Are Truckers About to Get Rich?by
As problems go, the U.S. trucking industry is facing a good one. Thanks to a gushing oil industry and a homebuilding renaissance, everyone needs trucks. The industry, however, is running short on supply—specifically drivers.
Trucking outfits are bristling under new federal rules that drastically constrain how long drivers can stay on the road. Since July 1, truckers have been limited to about 70 hours of driving per week, down from 82 hours. And new rest requirements limit how much they can drive in the small hours of the morning, when roads are relatively empty.
Even before the new rules took hold, capacity was tight. At the height of the Great Recession, truck fleets at transportation giants FedEx, UPS, and Swift Transportation had 85,000 more drivers than they needed; today these companies are about 211,000 bodies short, according to estimates by FTR Associates, a freight logistics firm in Indiana.
To make matters worse, crumbling U.S. infrastructure is forcing truckers onto expensive detours. One in nine U.S. bridges is structurally deficient and 42 percent of the country’s major urban highways are congested, according to an analysis in the Wall Street Journal.
Those kinds of problems are hard to picture in virtually any other sector.
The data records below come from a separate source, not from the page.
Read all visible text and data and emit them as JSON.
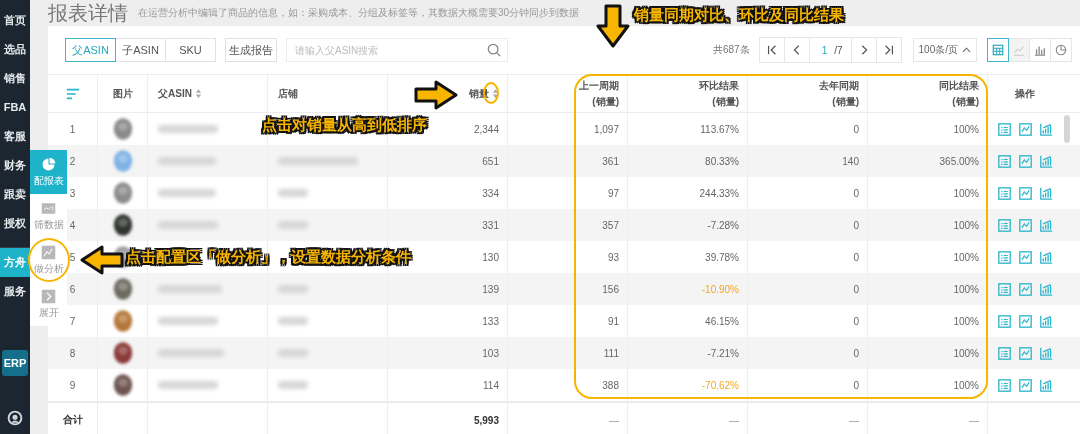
{
  "nav": {
    "items": [
      {
        "label": "首页",
        "selected": false
      },
      {
        "label": "选品",
        "selected": false
      },
      {
        "label": "销售",
        "selected": false
      },
      {
        "label": "FBA",
        "selected": false
      },
      {
        "label": "客服",
        "selected": false
      },
      {
        "label": "财务",
        "selected": false
      },
      {
        "label": "跟卖",
        "selected": false
      },
      {
        "label": "授权",
        "selected": false
      },
      {
        "label": "方舟",
        "selected": true
      },
      {
        "label": "服务",
        "selected": false
      }
    ],
    "badge": "ERP"
  },
  "header": {
    "title": "报表详情",
    "subtitle": "在运营分析中编辑了商品的信息，如：采购成本、分组及标签等，其数据大概需要30分钟同步到数据"
  },
  "config_panel": [
    {
      "kind": "pie",
      "label": "配报表",
      "selected": true
    },
    {
      "kind": "filter",
      "label": "筛数据",
      "selected": false
    },
    {
      "kind": "analysis",
      "label": "做分析",
      "selected": false
    },
    {
      "kind": "expand",
      "label": "展开",
      "selected": false
    }
  ],
  "toolbar": {
    "tabs": [
      {
        "label": "父ASIN",
        "selected": true
      },
      {
        "label": "子ASIN",
        "selected": false
      },
      {
        "label": "SKU",
        "selected": false
      }
    ],
    "report_button": "生成报告",
    "search": {
      "placeholder": "请输入父ASIN搜索"
    },
    "total": "共687条",
    "page": "1",
    "pages": "/7",
    "page_size": "100条/页",
    "views": [
      {
        "kind": "table",
        "selected": true,
        "disabled": false
      },
      {
        "kind": "line",
        "selected": false,
        "disabled": true
      },
      {
        "kind": "bar",
        "selected": false,
        "disabled": false
      },
      {
        "kind": "pie",
        "selected": false,
        "disabled": false
      }
    ]
  },
  "table": {
    "columns": [
      {
        "label": "图片"
      },
      {
        "label": "父ASIN",
        "sortable": true
      },
      {
        "label": "店铺"
      },
      {
        "label": "销量",
        "sortable": true
      },
      {
        "label": "上一周期",
        "sub": "(销量)"
      },
      {
        "label": "环比结果",
        "sub": "(销量)"
      },
      {
        "label": "去年同期",
        "sub": "(销量)"
      },
      {
        "label": "同比结果",
        "sub": "(销量)"
      },
      {
        "label": "操作"
      }
    ],
    "rows": [
      {
        "index": "1",
        "sales": "2,344",
        "prev": "1,097",
        "mom": "113.67%",
        "mom_alert": false,
        "last_year": "0",
        "yoy": "100%"
      },
      {
        "index": "2",
        "sales": "651",
        "prev": "361",
        "mom": "80.33%",
        "mom_alert": false,
        "last_year": "140",
        "yoy": "365.00%"
      },
      {
        "index": "3",
        "sales": "334",
        "prev": "97",
        "mom": "244.33%",
        "mom_alert": false,
        "last_year": "0",
        "yoy": "100%"
      },
      {
        "index": "4",
        "sales": "331",
        "prev": "357",
        "mom": "-7.28%",
        "mom_alert": false,
        "last_year": "0",
        "yoy": "100%"
      },
      {
        "index": "5",
        "sales": "130",
        "prev": "93",
        "mom": "39.78%",
        "mom_alert": false,
        "last_year": "0",
        "yoy": "100%"
      },
      {
        "index": "6",
        "sales": "139",
        "prev": "156",
        "mom": "-10.90%",
        "mom_alert": true,
        "last_year": "0",
        "yoy": "100%"
      },
      {
        "index": "7",
        "sales": "133",
        "prev": "91",
        "mom": "46.15%",
        "mom_alert": false,
        "last_year": "0",
        "yoy": "100%"
      },
      {
        "index": "8",
        "sales": "103",
        "prev": "111",
        "mom": "-7.21%",
        "mom_alert": false,
        "last_year": "0",
        "yoy": "100%"
      },
      {
        "index": "9",
        "sales": "114",
        "prev": "388",
        "mom": "-70.62%",
        "mom_alert": true,
        "last_year": "0",
        "yoy": "100%"
      }
    ],
    "footer": {
      "label": "合计",
      "cells": [
        "5,993",
        "—",
        "—",
        "—",
        "—"
      ]
    }
  },
  "annotations": [
    {
      "kind": "down",
      "text": "销量同期对比、环比及同比结果"
    },
    {
      "kind": "right",
      "text": "点击对销量从高到低排序"
    },
    {
      "kind": "left",
      "text": "点击配置区「做分析」，设置数据分析条件"
    }
  ]
}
Imagine a Wal-Mart without enough parking, a Google data center too small to speed through a glut of searches, or JPMorgan turning customers away because its safes were full.
Bloomberg Industries analyst Lee Klaskow says trucking outfits may need to fork out more money to attract and retain drivers. “If you really want to find people to fill the seat, you’ve got to make the industry much more attractive to the 21-year-old who doesn’t know what he wants to do with this life,” Klaskow says. “Rates now—$45,000 to $55,000 a year—aren’t really doing that.”
On the bright side, demand is strong, which means the trucking companies could pass the higher cost of salaries along to customers. The American Trucking Association’s index of tons hauled surged 7 percent in August, compared with the year-earlier period. Trailers filled with building materials and oil-drilling ingredients such as sand and water posted the biggest gains. Flatbed and refrigerated vehicles weren’t quite as busy.